Importantly, young London Congolese on and off stage are more than actors performing a ritual of shared ‘hybrid’ cultural identity. Their fashion and beauty spectacles are also very much entangled with the economics and politics of everyday life. On the one hand, body rituals could be classified as a type of cultural business focused on shaping an economic progression of the Congolese community in the city, and on investing in an improvement in the homeland. On the other hand, young London Congolese employ fashion and beauty performances as forms of political resistance where norms, inequalities and stereotypes are contested.
The diasporic beauty pageant of the Miss Congo Beauty Pageant UK, which takes place every year among the community, can be taken as an example. Instead of figuring as a spectacle pursuing women’s oppression, the ritual performance stands as a significant site of identity production, cultural agency and political intervention. Along with encapsulating cultural representations through which ‘traditional’ Congolese values and norms are re-produced, the Miss Congo scenario is used as a platform by the younger generation to tackle openly controversial issues affecting their own group and, more broadly, Black African diasporas. Among these are gender violence, inequality and the under-discussed issue of the HIV virus and its attached widespread stigma. Furthermore, the spectacle is also deployed to encourage Afro-diasporic alternatives to Euro-Western beauty and body standards, disseminating African aesthetics, notions of Black beauty and the ‘natural’ body, and potentially becoming a tool to overcome the Western systems of cultural representation.

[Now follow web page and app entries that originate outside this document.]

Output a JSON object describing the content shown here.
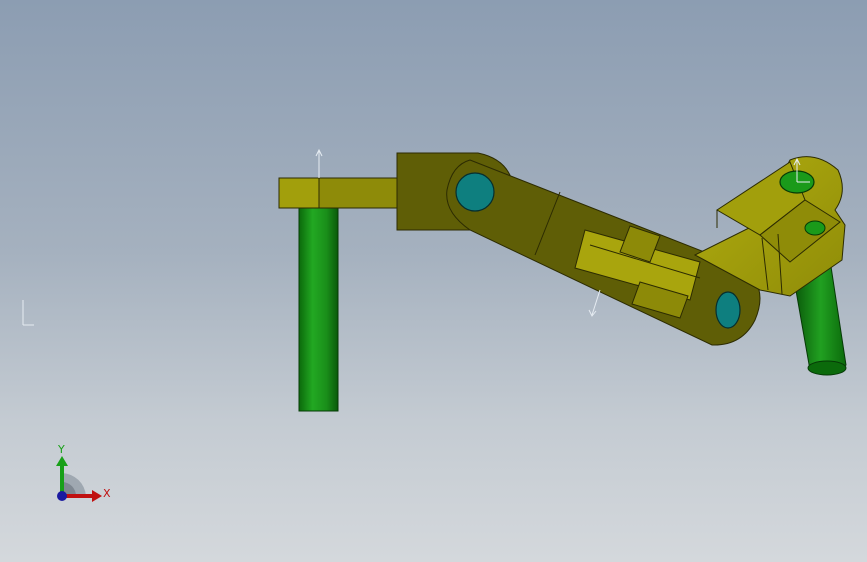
{
  "viewport": {
    "background_top": "#8c9db2",
    "background_bottom": "#d4d8dc"
  },
  "model": {
    "part_colors": {
      "link_body": "#a7a40c",
      "link_shadow": "#5f5e06",
      "link_dark": "#7d7b08",
      "shaft": "#1a9a1a",
      "shaft_dark": "#0b6a0b",
      "pin_hole": "#0e7f7f"
    }
  },
  "triad": {
    "x_label": "X",
    "y_label": "Y",
    "x_color": "#c01010",
    "y_color": "#18a018",
    "z_color": "#1a1aa0"
  }
}
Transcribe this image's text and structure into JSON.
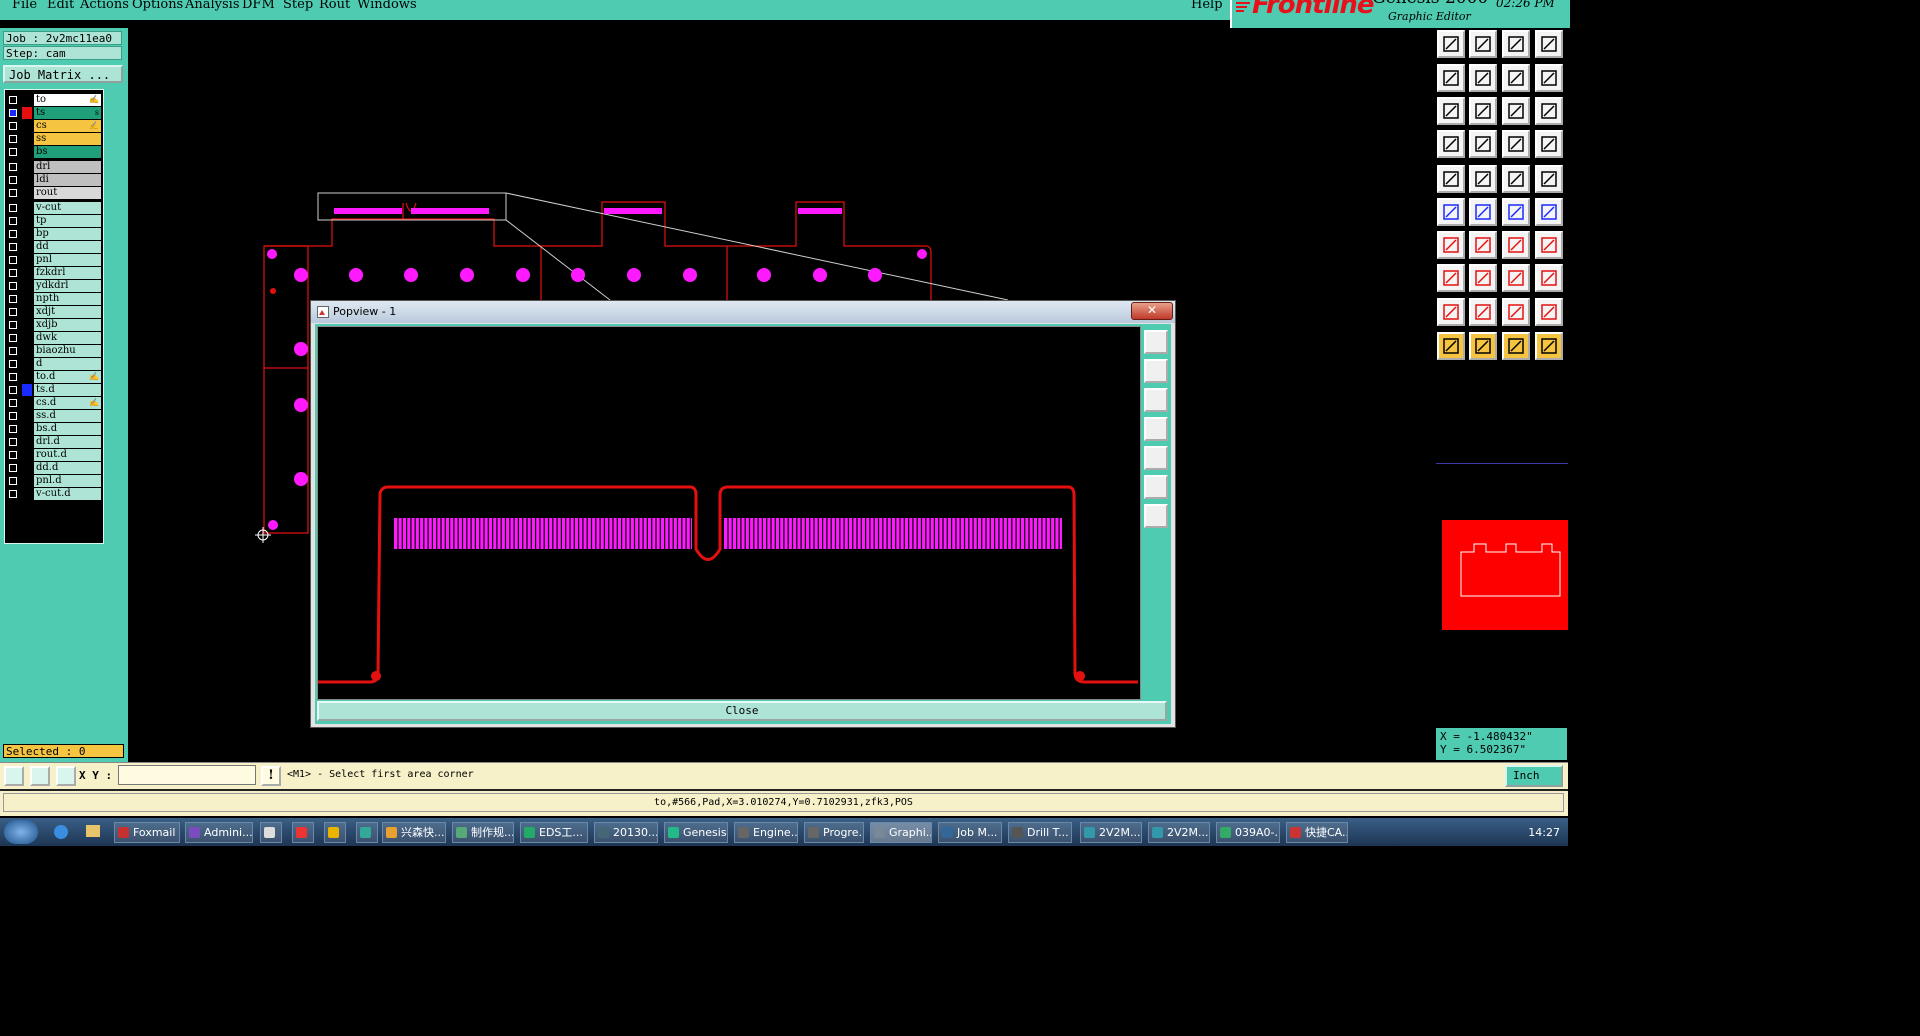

Through this and other forms of body rituals, young London Congolese reveal what it means to belong to a minority group in a global city, while addressing issues of power, voice and visibility. Performances of the body serve for the youth to produce and distribute ideas about their own community and culture, often challenging what has been passed onto them by their parents’ generation while advocating progress within the diaspora itself. They dramatise and witness their own history-making, constructing their own definition of themselves, their own understanding of their past, present and future.
The stage of the Miss Congo performance thus stands meaningfully as cultural, economic and political arena, where the embodiment of Black ‘feminist’ values and ‘feminine’ styles are entangled. It provides an avenue to mark a contemporary ‘identity tale’, a new cultural imaginary of ‘Black-ness’ and ‘Congolese-ness’ of both the actors and the observers.
This post is based on Benedetta Morsiani’s PhD thesis exploring fashion and beauty practices among young London Congolese.
Main photo credit: George Ack